For the second consecutive year, Dew Tour brought back the unequaled BMX Streetstyle course to span the slope of Harrison Street in San Francisco, California as part of the Toyota City Championships.
This unique contest, combined real life street obstacles like benches, rails, flatbed trucks and brick banks mixed in with a few reinforced cars for the athletes to ride – the options were endless. The format for this event consisted of 16 riders that were each given three turns on the ultimate streetstyle course in order to lay down the run of day.
Covering more than a three-block radius, with the Bay Bridge as a backdrop, the riders sent themselves down the course in order to become the second ever streetstyle winner. However, last year’s winner Garrett Reynolds came prepared and ready to throw down on the unique course in order to defend his title and following his display on the street course the day prior where he maintained his title there his chances were looking good.
Last year one of the big stories from the event was when Scotty Cranmer threw his bike on top of the shipping container obstacle in order to throw a tailwhip off of and onto the Toyota Corolla, so this year the Dew Tour planned accordingly and provided riders a smooth passage to the top to see what they could throw down. Cranmer’s best scoring run from top to bottom was filled with a tailwhip on flat, a truckdriver off of the first ramp, a tire ride on the barrier to tailwhip, an Abubaca on the car, a feeble 180 on the bench, a fufanu on the back rail of the hip, a giant tailwhip off the shipping container, a 180 barspin up the wedge and then an ice pick down the rail at the end – this run earned him the third place spot overall.
Scotty Cranmer, tailwhip

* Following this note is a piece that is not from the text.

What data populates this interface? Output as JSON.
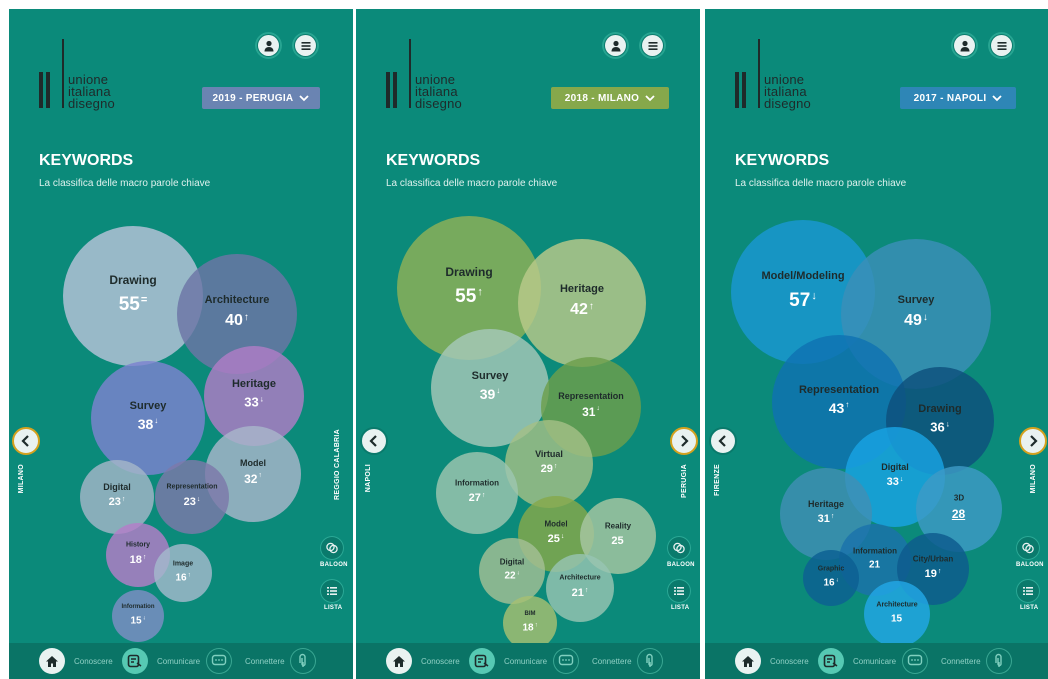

“I just got third place for the second year in a row. For me it’s such a big accomplishment,” said Cranmer after he hopped off the podium. “For a guy that is known as a park rider, it’s always nice to come out and do well in Streetstyle. I don’t want to say that it’s to prove that I can ride the ramps and stuff because my whole entire BMX career, even as a kid, I loved riding street as well. It’s just good to go out there and give everyone a reminder that this is where my heart is, too.”
Ty Morrow, tooth pick
On the side of the shipping container was a ramp to a rail, something that Ty Morrow was quick to take to and was the only rider of the event to grind it successfully. Morrow made his run with it a few times but during his third and final run he busted a 180 out which helped bump his score high enough to take a podium position. His entire best run included a switch tooth to over tooth on the first rail, a 180 on the manual pad to full cab off, then a grind to hard 180 on the up rail, tooth hanger on the bench, tailwhip on the hip, the rail hop to out rail to hard 180, a 360 up the euro gap, a switch hanger across the flat rail and the gap and then a half cab off the trailer.
“I’m pretty surprised to make the podium. I was definitely nervous watching Garrett, Chad, Scotty and everyone that went after me,” said the humble Morrow following the award ceremony. “I feel like anyone could’ve won this thing, so I’m psyched to haven’t gotten second.”
Then, the San Diego, California native Chad Kerley took to the course in his recognized technical fashion. Kerley cruised the course and hit about every object in order to rack up the highest score of the event. One of Kerley’s craziest tricks of the event was his nose manual across the top of the brick pyramid to barspin out – a trick most BMX professional riders struggle with, but Kerley showcased his comfort with it multiple times throughout the event.
Chad Kerley, double peg grind tuck no-hander
Kerley’s best run consisted of a 540 over the first wedge, to hop whip, to bar manual feeble hard 180 on metal ledge, a double peg up to no-hander off the uprail, then an ice pick to barspin off the picnic bench, the technical nose manual to barspin off the top of the brick bank, then a 180 over the handicap rail, a 540 up the dock and then a truckdriver off – this run deservingly bumped him to the first place position.
Although Reynolds had the final drop of the day to unseat Kerley, after he pulled a double truckdriver off the top kicker he slipped his pedal when trying to tailwhip on flat. An uncharacteristic miss for Reynolds, but even if he would have pulled it he would have needed to pull something unseen in order to unseat Kerley.
Rightfully so, Kerley claimed the top spot on the podium and he couldn’t have been any happier.
“It’s so unreal, I had one run under my belt and I just wanted to send it on the last one,” and send it Kerley did. “I thought I did as good as I could on the first run, so I was just going to try the 540 and maybe the nose [manual to barspin] on the last run, and I’m just thankful for the way it worked out. I’m stoked!”
1st Place – Chad Kerley
2nd Place – Ty Morrow
3rd Place – Scotty Cranmer
4th Place – Drew Bezanson
5th Place – Garrett Reynolds
6th Place – Van Homan
7th Place – Jeremiah Smith
8th Place – Dan Lacey
9th Place – Gary Young
10th Place – Corey Martinez